In our previous article, Recipe for Quality Printing, we discussed technology and capability – and how to determine your next production method.
The easiest way to determine the best recipe for your next printing project is to speak with the Chef -or in this case, your Salesperson.
Begin by asking questions about color science. Does your Salesperson or printshop have a passion for the science of color printing? Do they work hard to maintain all of their printing devices and ensure they are calibrated? Is your printshop G7 Certified from proof to press? G7 Certification is the ideal way to print the same image across many devices.
At New London, we have so many options for print that we must work extremely hard to maintain our color calibrations. We generate print campaigns that are produced on our digital, offset AND wide format printers – all with the same image but printed on different substrates.
Consider that you have different ink sets and color gamut’s for each printing process. Understanding how much the specific substrate can affect the hue of your color is critical if colors are expected to match from one substrate to another. It takes a strong passion for color science to achieve our client’s color-specifications. Our clients have brands which appear exactly the same across the country and around the world.
The next question would be to understand substrates – or what materials are you printing on? Think of inks and substrates like you would think of the ingredients in a recipe.
These days, there are so many options for high quality paper at affordable prices that you really need to lean on your printer to cut through all the clutter. How will the paper respond to your imagery, drying considerations, coatings and finishing etc…
If you are not knowledgable about paper and substrates, it is a good idea to require a finished mock-up from your Salesperson so you will know how final look and feel is represented.
And never forget that we are more tactile driven than most people think! Touch is almost as important as the imagery. Get it wrong and the message your sending may not be received as intended. Go too thin and your client could assume that you are providing a non-quality product. Or, if you go overboard on quality, they might get the impression that you are too expensive for their budget.

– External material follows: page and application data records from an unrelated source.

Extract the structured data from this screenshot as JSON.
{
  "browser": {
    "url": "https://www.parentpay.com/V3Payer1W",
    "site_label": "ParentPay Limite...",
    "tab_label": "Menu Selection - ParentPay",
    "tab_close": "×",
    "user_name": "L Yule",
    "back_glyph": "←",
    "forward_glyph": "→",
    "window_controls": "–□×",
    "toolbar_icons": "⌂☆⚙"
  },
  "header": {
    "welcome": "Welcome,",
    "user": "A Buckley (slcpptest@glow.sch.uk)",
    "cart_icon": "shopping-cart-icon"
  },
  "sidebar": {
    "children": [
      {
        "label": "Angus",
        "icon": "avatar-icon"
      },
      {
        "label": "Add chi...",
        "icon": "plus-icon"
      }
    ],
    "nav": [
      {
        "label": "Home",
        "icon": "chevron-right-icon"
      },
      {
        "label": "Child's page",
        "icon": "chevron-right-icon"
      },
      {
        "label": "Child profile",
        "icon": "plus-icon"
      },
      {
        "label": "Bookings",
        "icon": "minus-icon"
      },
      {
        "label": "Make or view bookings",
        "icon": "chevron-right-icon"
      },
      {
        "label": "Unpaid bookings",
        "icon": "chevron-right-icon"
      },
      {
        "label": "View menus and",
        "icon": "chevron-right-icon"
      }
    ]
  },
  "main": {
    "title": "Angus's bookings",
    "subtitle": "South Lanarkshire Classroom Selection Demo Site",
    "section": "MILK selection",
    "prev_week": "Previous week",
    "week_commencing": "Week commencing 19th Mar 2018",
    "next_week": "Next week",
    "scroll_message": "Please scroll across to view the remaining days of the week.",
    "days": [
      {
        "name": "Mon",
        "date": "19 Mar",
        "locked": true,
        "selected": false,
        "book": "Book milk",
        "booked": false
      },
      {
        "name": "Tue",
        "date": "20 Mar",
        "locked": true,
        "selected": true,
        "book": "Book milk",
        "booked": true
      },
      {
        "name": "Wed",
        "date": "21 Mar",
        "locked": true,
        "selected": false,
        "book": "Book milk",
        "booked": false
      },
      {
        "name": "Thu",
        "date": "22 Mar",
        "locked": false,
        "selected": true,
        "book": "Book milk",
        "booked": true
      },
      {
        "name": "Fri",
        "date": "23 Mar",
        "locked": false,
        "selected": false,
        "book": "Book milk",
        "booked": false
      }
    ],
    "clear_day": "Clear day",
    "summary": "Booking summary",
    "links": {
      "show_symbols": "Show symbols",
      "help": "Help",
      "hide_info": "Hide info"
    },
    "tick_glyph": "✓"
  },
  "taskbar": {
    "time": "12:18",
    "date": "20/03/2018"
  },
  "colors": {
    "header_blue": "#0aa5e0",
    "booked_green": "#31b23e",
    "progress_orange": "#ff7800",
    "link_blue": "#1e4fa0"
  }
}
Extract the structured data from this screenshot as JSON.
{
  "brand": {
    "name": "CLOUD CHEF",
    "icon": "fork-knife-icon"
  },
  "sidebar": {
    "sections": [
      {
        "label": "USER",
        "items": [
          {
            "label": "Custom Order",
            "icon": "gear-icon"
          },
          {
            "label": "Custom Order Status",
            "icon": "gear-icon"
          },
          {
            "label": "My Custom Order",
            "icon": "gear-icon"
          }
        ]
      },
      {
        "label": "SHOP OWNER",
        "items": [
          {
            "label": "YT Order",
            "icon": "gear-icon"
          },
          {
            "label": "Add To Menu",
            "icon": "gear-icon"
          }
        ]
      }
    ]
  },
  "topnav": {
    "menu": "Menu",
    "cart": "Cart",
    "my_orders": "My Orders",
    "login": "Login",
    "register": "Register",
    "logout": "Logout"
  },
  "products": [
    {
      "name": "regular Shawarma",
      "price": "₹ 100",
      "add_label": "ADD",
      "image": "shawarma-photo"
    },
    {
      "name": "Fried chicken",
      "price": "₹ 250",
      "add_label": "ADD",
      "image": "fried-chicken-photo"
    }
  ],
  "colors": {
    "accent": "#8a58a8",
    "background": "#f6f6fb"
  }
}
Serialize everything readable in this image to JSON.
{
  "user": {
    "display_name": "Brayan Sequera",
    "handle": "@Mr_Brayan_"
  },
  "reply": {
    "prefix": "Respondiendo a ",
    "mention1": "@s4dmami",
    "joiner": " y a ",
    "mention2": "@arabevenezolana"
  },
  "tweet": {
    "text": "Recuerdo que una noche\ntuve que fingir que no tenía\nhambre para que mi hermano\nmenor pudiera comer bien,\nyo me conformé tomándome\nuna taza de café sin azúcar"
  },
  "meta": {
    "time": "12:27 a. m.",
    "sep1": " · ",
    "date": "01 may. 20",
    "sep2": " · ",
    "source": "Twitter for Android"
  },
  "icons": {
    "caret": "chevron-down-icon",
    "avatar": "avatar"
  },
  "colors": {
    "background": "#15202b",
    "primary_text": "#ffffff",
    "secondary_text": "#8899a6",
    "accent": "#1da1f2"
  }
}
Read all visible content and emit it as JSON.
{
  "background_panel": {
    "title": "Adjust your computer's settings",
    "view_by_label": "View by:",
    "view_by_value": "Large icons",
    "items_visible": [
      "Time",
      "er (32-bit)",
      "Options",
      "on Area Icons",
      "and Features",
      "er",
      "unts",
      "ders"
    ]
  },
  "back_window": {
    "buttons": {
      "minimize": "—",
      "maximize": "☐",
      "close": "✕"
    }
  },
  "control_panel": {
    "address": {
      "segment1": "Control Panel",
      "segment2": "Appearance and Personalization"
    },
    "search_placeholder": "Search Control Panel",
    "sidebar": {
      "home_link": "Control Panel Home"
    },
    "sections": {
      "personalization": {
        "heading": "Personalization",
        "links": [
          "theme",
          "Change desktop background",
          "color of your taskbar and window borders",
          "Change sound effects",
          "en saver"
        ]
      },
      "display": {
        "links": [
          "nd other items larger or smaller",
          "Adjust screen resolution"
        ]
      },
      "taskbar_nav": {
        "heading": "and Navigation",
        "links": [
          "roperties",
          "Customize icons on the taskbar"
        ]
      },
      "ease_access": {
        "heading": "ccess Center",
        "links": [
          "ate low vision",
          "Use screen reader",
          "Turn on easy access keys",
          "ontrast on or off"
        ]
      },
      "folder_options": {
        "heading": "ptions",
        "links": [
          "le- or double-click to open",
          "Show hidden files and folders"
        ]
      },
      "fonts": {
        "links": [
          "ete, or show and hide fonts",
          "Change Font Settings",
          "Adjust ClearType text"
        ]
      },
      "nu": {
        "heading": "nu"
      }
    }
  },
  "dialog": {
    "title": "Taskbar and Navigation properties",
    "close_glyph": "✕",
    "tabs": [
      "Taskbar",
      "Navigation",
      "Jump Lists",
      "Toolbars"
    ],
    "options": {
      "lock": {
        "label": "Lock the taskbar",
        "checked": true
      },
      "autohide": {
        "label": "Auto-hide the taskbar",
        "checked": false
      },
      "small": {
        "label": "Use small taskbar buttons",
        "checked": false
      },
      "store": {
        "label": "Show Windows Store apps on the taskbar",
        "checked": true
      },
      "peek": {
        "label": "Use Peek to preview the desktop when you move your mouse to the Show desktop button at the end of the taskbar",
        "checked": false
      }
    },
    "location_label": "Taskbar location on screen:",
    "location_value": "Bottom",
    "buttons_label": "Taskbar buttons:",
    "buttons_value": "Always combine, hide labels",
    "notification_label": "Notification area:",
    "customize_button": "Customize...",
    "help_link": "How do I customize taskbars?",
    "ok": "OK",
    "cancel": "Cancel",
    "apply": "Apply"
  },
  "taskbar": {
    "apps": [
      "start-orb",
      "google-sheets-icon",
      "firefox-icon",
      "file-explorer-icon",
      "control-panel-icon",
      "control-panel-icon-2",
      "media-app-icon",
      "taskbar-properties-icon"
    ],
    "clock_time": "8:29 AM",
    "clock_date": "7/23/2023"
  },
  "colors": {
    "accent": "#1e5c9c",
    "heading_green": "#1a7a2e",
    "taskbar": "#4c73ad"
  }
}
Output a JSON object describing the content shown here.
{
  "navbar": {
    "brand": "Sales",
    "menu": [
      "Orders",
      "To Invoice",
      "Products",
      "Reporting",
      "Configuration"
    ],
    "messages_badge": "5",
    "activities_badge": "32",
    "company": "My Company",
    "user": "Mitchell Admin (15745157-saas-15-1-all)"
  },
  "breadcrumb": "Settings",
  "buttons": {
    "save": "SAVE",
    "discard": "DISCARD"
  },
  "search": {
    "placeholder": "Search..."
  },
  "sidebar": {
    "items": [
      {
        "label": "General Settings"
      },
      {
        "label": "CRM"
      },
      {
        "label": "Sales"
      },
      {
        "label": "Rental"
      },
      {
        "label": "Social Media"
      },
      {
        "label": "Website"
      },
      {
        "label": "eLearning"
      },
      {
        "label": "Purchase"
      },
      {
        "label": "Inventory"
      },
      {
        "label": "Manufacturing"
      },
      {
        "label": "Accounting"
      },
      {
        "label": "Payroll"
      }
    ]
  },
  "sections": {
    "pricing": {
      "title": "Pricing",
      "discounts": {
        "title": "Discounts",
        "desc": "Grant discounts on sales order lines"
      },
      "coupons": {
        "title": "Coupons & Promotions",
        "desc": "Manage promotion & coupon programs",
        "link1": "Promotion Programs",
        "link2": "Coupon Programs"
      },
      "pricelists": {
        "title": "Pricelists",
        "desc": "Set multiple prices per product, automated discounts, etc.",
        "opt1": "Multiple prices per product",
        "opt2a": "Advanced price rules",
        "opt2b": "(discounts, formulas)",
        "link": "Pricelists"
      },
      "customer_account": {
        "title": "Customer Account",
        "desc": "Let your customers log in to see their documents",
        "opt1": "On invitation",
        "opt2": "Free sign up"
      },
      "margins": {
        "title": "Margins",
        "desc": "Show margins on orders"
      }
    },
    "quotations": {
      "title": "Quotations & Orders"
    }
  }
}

If you have questions about color science, substrates or just would like some assistance designing your piece for production, please give us a call at 770.442.1363. Our experts are available to guide you in the right direction.